My son latched like a pro, like he had nursed for years already. And I was so proud that I was the only one able to give this gift to my son. I glowed in a way that I hadn’t while pregnant. I tried to be discreet about my nursing, leaving a room at feeding time, or trying to cover up as much as possible, although my son had different plans about that. But the thrill of helping my son survive and being the only one was amazing. I had never felt a bond like that before.


I started to notice problems almost as soon as I got home from the hospital. I had heard that engorgement was REALLY painful, for some women, even worse than labor. Although my boobs grew several sizes, I never felt like I was going to pop. I read all the symptoms for it and all the solutions to help, but after a couple weeks, I still hadn’t had the feeling and so thought maybe I was one of the lucky ones that didn’t have to deal with it.

Then my son’s reflux started. He is a silent reflux-er, and it can be disturbing to hear the reflux moving up but nothing coming out. He really never spit up (doctors had trouble believing this). But from his gas and the sounds from his belly, you could tell that he was in pain.
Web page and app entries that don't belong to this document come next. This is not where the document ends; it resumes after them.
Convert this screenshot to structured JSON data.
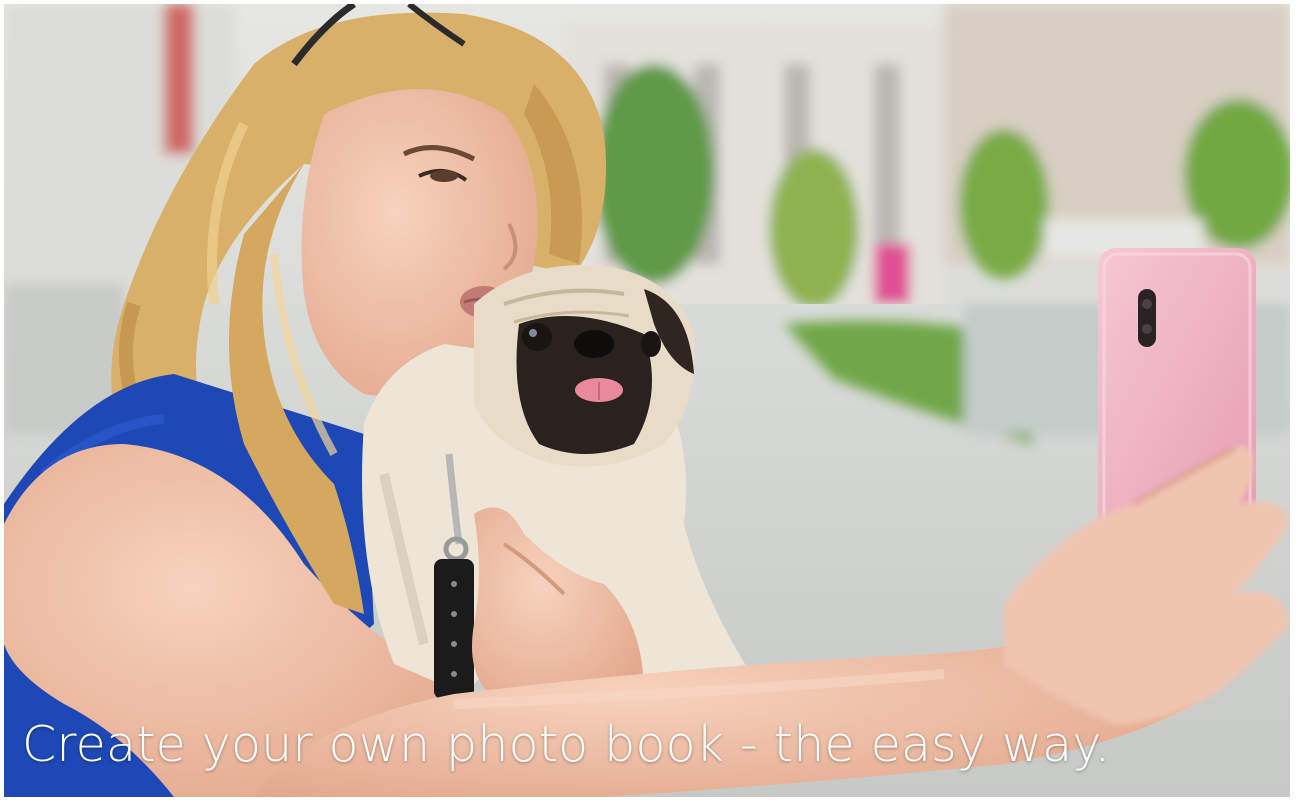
{
  "banner": {
    "headline": "Create your own photo book - the easy way."
  },
  "colors": {
    "dress": "#1d48b5",
    "hair": "#d9b06a",
    "skin": "#f2c4ae",
    "pug_fur": "#eee5d6",
    "pug_face": "#2a221f",
    "phone": "#f0b3c3",
    "background": "#cfd2cf"
  }
}
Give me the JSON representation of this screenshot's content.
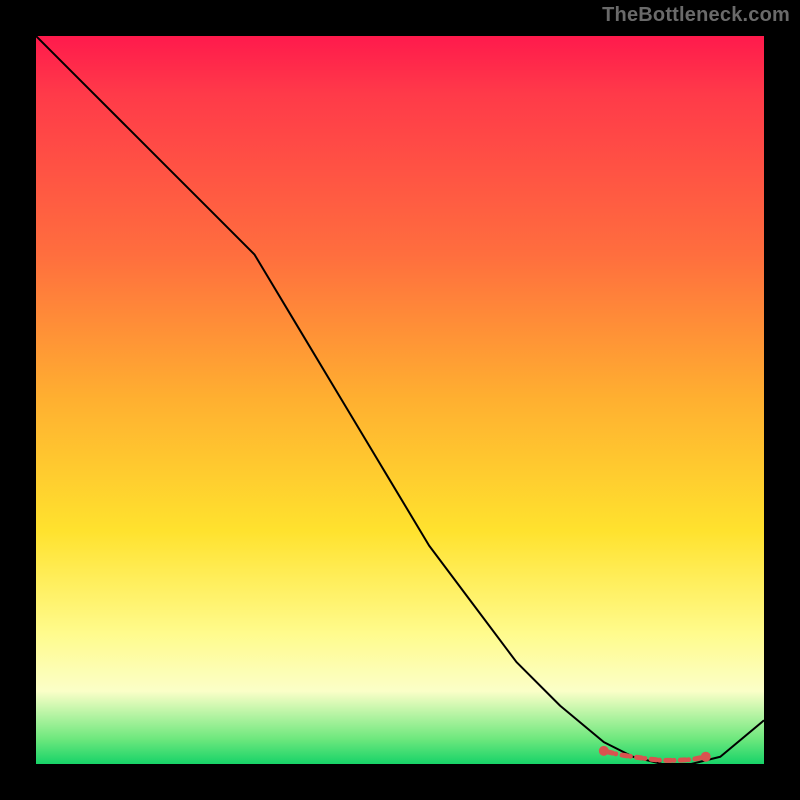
{
  "attribution": "TheBottleneck.com",
  "chart_data": {
    "type": "line",
    "title": "",
    "xlabel": "",
    "ylabel": "",
    "xlim": [
      0,
      100
    ],
    "ylim": [
      0,
      100
    ],
    "grid": false,
    "series": [
      {
        "name": "curve",
        "color": "#000000",
        "stroke_width": 2,
        "x": [
          0,
          6,
          12,
          18,
          24,
          30,
          36,
          42,
          48,
          54,
          60,
          66,
          72,
          78,
          82,
          86,
          90,
          94,
          100
        ],
        "y": [
          100,
          94,
          88,
          82,
          76,
          70,
          60,
          50,
          40,
          30,
          22,
          14,
          8,
          3,
          1,
          0,
          0,
          1,
          6
        ]
      },
      {
        "name": "marker-band",
        "color": "#d9534f",
        "marker_style": "dash-dots",
        "x": [
          78,
          80,
          82,
          84,
          86,
          88,
          90,
          92
        ],
        "y": [
          1.8,
          1.3,
          1.0,
          0.7,
          0.5,
          0.5,
          0.6,
          1.0
        ]
      }
    ],
    "gradient_stops": [
      {
        "pos": 0,
        "color": "#ff1a4c"
      },
      {
        "pos": 0.08,
        "color": "#ff3a49"
      },
      {
        "pos": 0.3,
        "color": "#ff6e3e"
      },
      {
        "pos": 0.5,
        "color": "#ffb030"
      },
      {
        "pos": 0.68,
        "color": "#ffe22e"
      },
      {
        "pos": 0.82,
        "color": "#fffb8c"
      },
      {
        "pos": 0.9,
        "color": "#fbffc8"
      },
      {
        "pos": 0.965,
        "color": "#6fe87e"
      },
      {
        "pos": 1.0,
        "color": "#17d368"
      }
    ]
  }
}
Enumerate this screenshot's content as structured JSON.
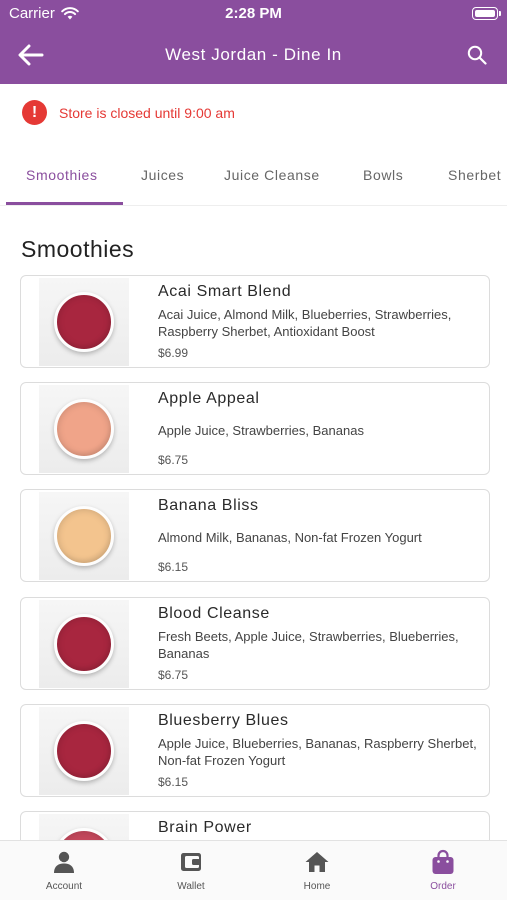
{
  "status_bar": {
    "carrier": "Carrier",
    "time": "2:28 PM"
  },
  "nav": {
    "title": "West Jordan - Dine In"
  },
  "alert": {
    "message": "Store is closed until 9:00 am"
  },
  "tabs": [
    {
      "label": "Smoothies",
      "active": true
    },
    {
      "label": "Juices",
      "active": false
    },
    {
      "label": "Juice Cleanse",
      "active": false
    },
    {
      "label": "Bowls",
      "active": false
    },
    {
      "label": "Sherbet",
      "active": false
    }
  ],
  "section": {
    "title": "Smoothies"
  },
  "products": [
    {
      "name": "Acai Smart Blend",
      "description": "Acai Juice, Almond Milk, Blueberries, Strawberries, Raspberry Sherbet, Antioxidant Boost",
      "price": "$6.99",
      "cup_color": "#a8263f"
    },
    {
      "name": "Apple Appeal",
      "description": "Apple Juice, Strawberries, Bananas",
      "price": "$6.75",
      "cup_color": "#f0a489"
    },
    {
      "name": "Banana Bliss",
      "description": "Almond Milk, Bananas, Non-fat Frozen Yogurt",
      "price": "$6.15",
      "cup_color": "#f3c48e"
    },
    {
      "name": "Blood Cleanse",
      "description": "Fresh Beets, Apple Juice, Strawberries, Blueberries, Bananas",
      "price": "$6.75",
      "cup_color": "#a8263f"
    },
    {
      "name": "Bluesberry Blues",
      "description": "Apple Juice, Blueberries, Bananas, Raspberry Sherbet, Non-fat Frozen Yogurt",
      "price": "$6.15",
      "cup_color": "#a8263f"
    },
    {
      "name": "Brain Power",
      "description": "",
      "price": "",
      "cup_color": "#c4485c"
    }
  ],
  "tabbar": {
    "items": [
      {
        "label": "Account",
        "icon": "person-icon",
        "active": false
      },
      {
        "label": "Wallet",
        "icon": "wallet-icon",
        "active": false
      },
      {
        "label": "Home",
        "icon": "home-icon",
        "active": false
      },
      {
        "label": "Order",
        "icon": "shopping-bag-icon",
        "active": true
      }
    ]
  },
  "colors": {
    "brand": "#8a4e9e",
    "alert": "#e53935"
  }
}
Honestly, even now at 2 years old, his normal cry typically has a slight pain side to it. He just seems like he has always been in pain in some way.

I tried changing my diet to a certain degree. I tried to remove dairy for a few days, although that did nothing. I tried to avoid gassy foods, like broccoli and sauerkraut, but bread seemed to give him gas. We used Mylicon drops and Gripe Water, but each of those only lasted so long. It didn’t stop the way he screamed, and it didn’t stop the gurgling in his belly.
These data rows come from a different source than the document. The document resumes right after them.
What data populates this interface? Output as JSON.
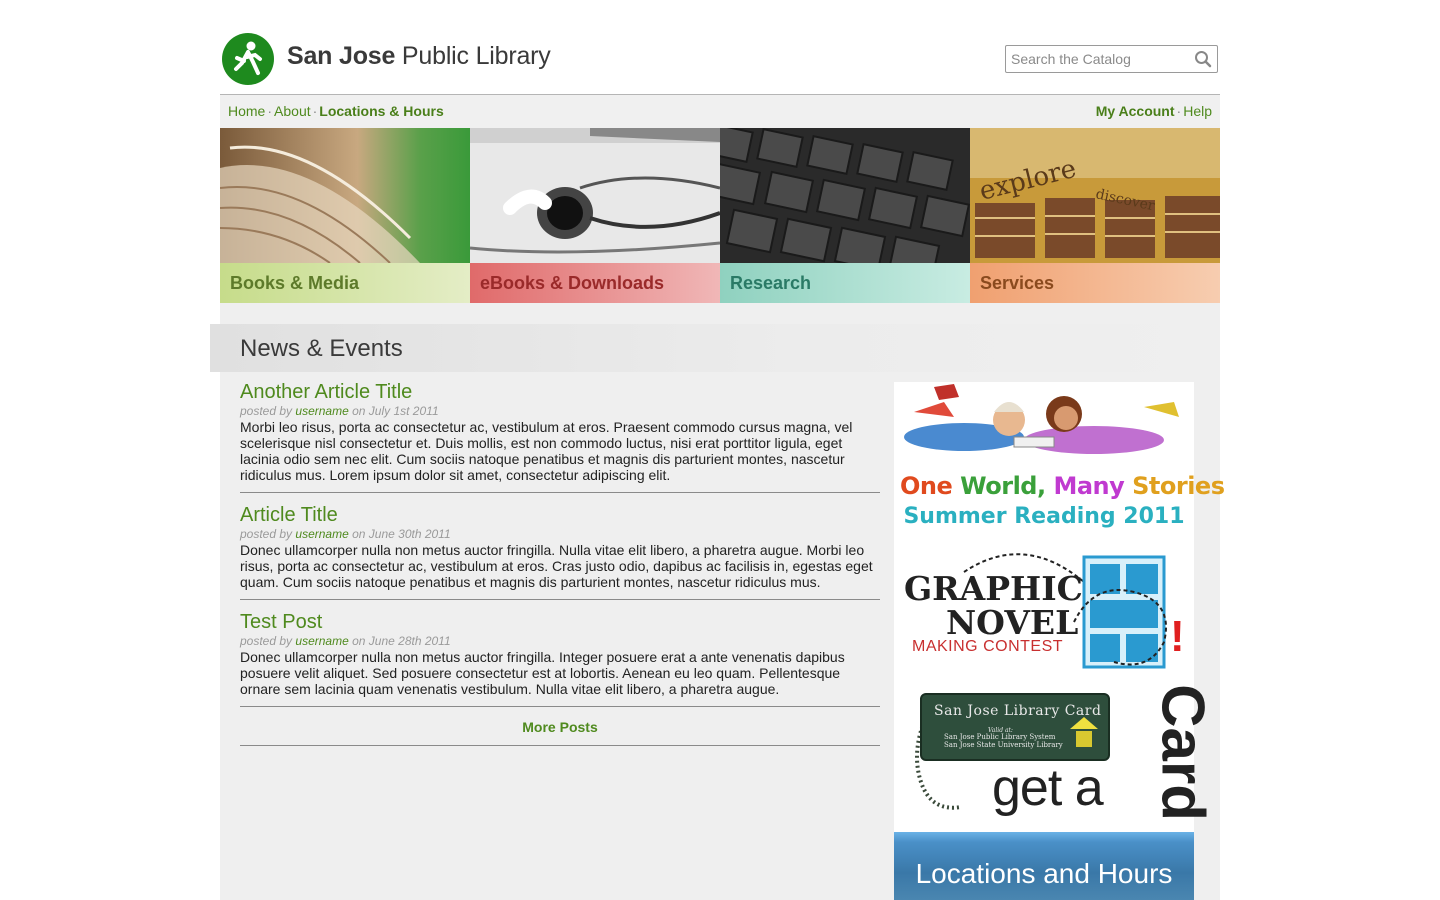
{
  "header": {
    "title_bold": "San Jose",
    "title_rest": " Public Library",
    "search_placeholder": "Search the Catalog"
  },
  "nav": {
    "left": [
      {
        "label": "Home",
        "bold": false
      },
      {
        "label": "About",
        "bold": false
      },
      {
        "label": "Locations & Hours",
        "bold": true
      }
    ],
    "right": [
      {
        "label": "My Account",
        "bold": true
      },
      {
        "label": "Help",
        "bold": false
      }
    ],
    "separator": "·"
  },
  "tiles": [
    {
      "label": "Books & Media"
    },
    {
      "label": "eBooks & Downloads"
    },
    {
      "label": "Research"
    },
    {
      "label": "Services"
    }
  ],
  "news": {
    "heading": "News & Events",
    "articles": [
      {
        "title": "Another Article Title",
        "posted_by": "posted by",
        "user": "username",
        "on_date": "on July 1st 2011",
        "body": "Morbi leo risus, porta ac consectetur ac, vestibulum at eros. Praesent commodo cursus magna, vel scelerisque nisl consectetur et. Duis mollis, est non commodo luctus, nisi erat porttitor ligula, eget lacinia odio sem nec elit. Cum sociis natoque penatibus et magnis dis parturient montes, nascetur ridiculus mus. Lorem ipsum dolor sit amet, consectetur adipiscing elit."
      },
      {
        "title": "Article Title",
        "posted_by": "posted by",
        "user": "username",
        "on_date": "on June 30th 2011",
        "body": "Donec ullamcorper nulla non metus auctor fringilla. Nulla vitae elit libero, a pharetra augue. Morbi leo risus, porta ac consectetur ac, vestibulum at eros. Cras justo odio, dapibus ac facilisis in, egestas eget quam. Cum sociis natoque penatibus et magnis dis parturient montes, nascetur ridiculus mus."
      },
      {
        "title": "Test Post",
        "posted_by": "posted by",
        "user": "username",
        "on_date": "on June 28th 2011",
        "body": "Donec ullamcorper nulla non metus auctor fringilla. Integer posuere erat a ante venenatis dapibus posuere velit aliquet. Sed posuere consectetur est at lobortis. Aenean eu leo quam. Pellentesque ornare sem lacinia quam venenatis vestibulum. Nulla vitae elit libero, a pharetra augue."
      }
    ],
    "more_label": "More Posts"
  },
  "sidebar": {
    "owms": [
      "One ",
      "World, ",
      "Many ",
      "Stories"
    ],
    "summer": "Summer Reading 2011",
    "gn_line1": "GRAPHIC",
    "gn_line2": "NOVEL",
    "gn_contest": "MAKING CONTEST",
    "gn_excl": "!",
    "card_title": "San Jose Library Card",
    "card_valid": "Valid at:",
    "card_line1": "San Jose Public Library System",
    "card_line2": "San Jose State University Library",
    "get_a": "get a",
    "card_word": "Card",
    "locations": "Locations and Hours"
  },
  "colors": {
    "link_green": "#4f8a1e",
    "logo_green": "#1e8a1e",
    "content_bg": "#efefef"
  }
}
Then I entered my nursing nightmare and the end of my breastfeeding dream.

I honestly was so sleep deprived by this time that I can’t tell you how exactly it began. I know that it was somewhere between 6 and 8 weeks. But one Wednesday, my son decided that he wanted to nurse every half hour around the clock. For two. Days. Straight. He would sip (maybe get an ounce), fall asleep while eating, sleep for only 30 minutes, wake up SCREAMING, sip again, and the cycle continued. FOR 2 DAYS STRAIGHT.

I finally took him to the pediatrician Friday. I was basically told that it was simple colic and would go away on it own about 3 months. Again so much for fantasy. But my “mommy gut” told me that wasn’t all there was. I KNEW there was more than just colic. Colic comes and goes, gets worse at night, isn’t helped by feedings, etc. Reflux is pain, pain you can hear from the outside, screaming for days on end. With colic, you have moments of time where you can enjoy your new little baby, the coos, the smiles, the little fingers wrapped around your finger. Reflux steals all that from you.
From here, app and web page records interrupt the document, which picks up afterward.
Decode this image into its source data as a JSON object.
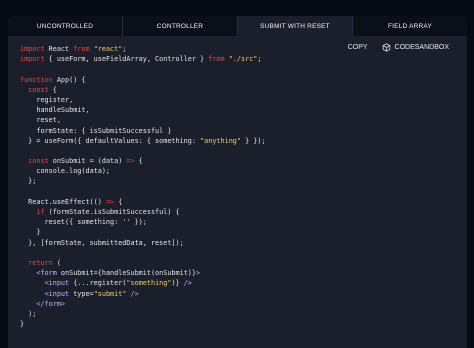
{
  "tabs": [
    {
      "label": "UNCONTROLLED",
      "active": false
    },
    {
      "label": "CONTROLLER",
      "active": false
    },
    {
      "label": "SUBMIT WITH RESET",
      "active": true
    },
    {
      "label": "FIELD ARRAY",
      "active": false
    }
  ],
  "actions": {
    "copy_label": "COPY",
    "codesandbox_label": "CODESANDBOX"
  },
  "code_lines": [
    [
      [
        "k",
        "import"
      ],
      [
        "t",
        " React "
      ],
      [
        "k",
        "from"
      ],
      [
        "t",
        " "
      ],
      [
        "s",
        "\"react\""
      ],
      [
        "t",
        ";"
      ]
    ],
    [
      [
        "k",
        "import"
      ],
      [
        "t",
        " { useForm, useFieldArray, Controller } "
      ],
      [
        "k",
        "from"
      ],
      [
        "t",
        " "
      ],
      [
        "s",
        "\"./src\""
      ],
      [
        "t",
        ";"
      ]
    ],
    [
      [
        "t",
        ""
      ]
    ],
    [
      [
        "k",
        "function"
      ],
      [
        "t",
        " App() {"
      ]
    ],
    [
      [
        "t",
        "  "
      ],
      [
        "k",
        "const"
      ],
      [
        "t",
        " {"
      ]
    ],
    [
      [
        "t",
        "    register,"
      ]
    ],
    [
      [
        "t",
        "    handleSubmit,"
      ]
    ],
    [
      [
        "t",
        "    reset,"
      ]
    ],
    [
      [
        "t",
        "    formState: { isSubmitSuccessful }"
      ]
    ],
    [
      [
        "t",
        "  } = useForm({ defaultValues: { something: "
      ],
      [
        "s",
        "\"anything\""
      ],
      [
        "t",
        " } });"
      ]
    ],
    [
      [
        "t",
        ""
      ]
    ],
    [
      [
        "t",
        "  "
      ],
      [
        "k",
        "const"
      ],
      [
        "t",
        " onSubmit = (data) "
      ],
      [
        "k",
        "=>"
      ],
      [
        "t",
        " {"
      ]
    ],
    [
      [
        "t",
        "    console.log(data);"
      ]
    ],
    [
      [
        "t",
        "  };"
      ]
    ],
    [
      [
        "t",
        ""
      ]
    ],
    [
      [
        "t",
        "  React.useEffect(() "
      ],
      [
        "k",
        "=>"
      ],
      [
        "t",
        " {"
      ]
    ],
    [
      [
        "t",
        "    "
      ],
      [
        "k",
        "if"
      ],
      [
        "t",
        " (formState.isSubmitSuccessful) {"
      ]
    ],
    [
      [
        "t",
        "      reset({ something: "
      ],
      [
        "s",
        "''"
      ],
      [
        "t",
        " });"
      ]
    ],
    [
      [
        "t",
        "    }"
      ]
    ],
    [
      [
        "t",
        "  }, [formState, submittedData, reset]);"
      ]
    ],
    [
      [
        "t",
        ""
      ]
    ],
    [
      [
        "t",
        "  "
      ],
      [
        "k",
        "return"
      ],
      [
        "t",
        " ("
      ]
    ],
    [
      [
        "t",
        "    "
      ],
      [
        "p",
        "<form"
      ],
      [
        "t",
        " onSubmit={handleSubmit(onSubmit)}"
      ],
      [
        "p",
        ">"
      ]
    ],
    [
      [
        "t",
        "      "
      ],
      [
        "p",
        "<input"
      ],
      [
        "t",
        " {...register("
      ],
      [
        "s",
        "\"something\""
      ],
      [
        "t",
        ")} "
      ],
      [
        "p",
        "/>"
      ]
    ],
    [
      [
        "t",
        "      "
      ],
      [
        "p",
        "<input"
      ],
      [
        "t",
        " type="
      ],
      [
        "s",
        "\"submit\""
      ],
      [
        "t",
        " "
      ],
      [
        "p",
        "/>"
      ]
    ],
    [
      [
        "t",
        "    "
      ],
      [
        "p",
        "</form>"
      ]
    ],
    [
      [
        "t",
        "  );"
      ]
    ],
    [
      [
        "t",
        "}"
      ]
    ]
  ]
}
Everything that I had read and heard told me my poor baby had reflux, and so I BEGGED for some Zantac for my son. We started it that Friday, although with some formula (I needed to sleep), and he was a new baby by Sunday.

My husband and I decided to stick with the formula for a few weeks, and that I could try to pump as much as possible. Well, my pumping was a miserable failure; even though I tried for several weeks, I never got more than an ounce out. So I just figured it was either formula or nursing for us. That was okay since “successful breastfeeding isn’t EXCLUSIVE breastfeeding.”

Then my son had a constipation problem and we had to take him to the ER. We didn’t realize that his constipation would turn into a bigger issue as he got older. It turned out that his constipation was due to an allergy or reaction* he had, that was even present in his formula: cow’s milk. I had no idea, however, that he reacting* to so many other things as well. At this point in time, his formula was then switched to the highly expensive Similac Alimentum. We didn’t discover all of his reactions* until he was 18 months old, after a full year of random hives and ongoing bowel issues.

And this is when my medical issues became the big problem.

To be continued…

*I use the terms “allergy” or “reaction” to describe IgG-mediated immune reactions. The typical itchy eyes, runny nose, cough, throat closing reactions are caused by IgE-mediated reactions. The reactions my son has are mostly gastrointestinal reactions, like abdominal pain, reflux, constipation, and diarrhea. The testing for these reactions are not FDA-approved or even accepted by all allergy communities.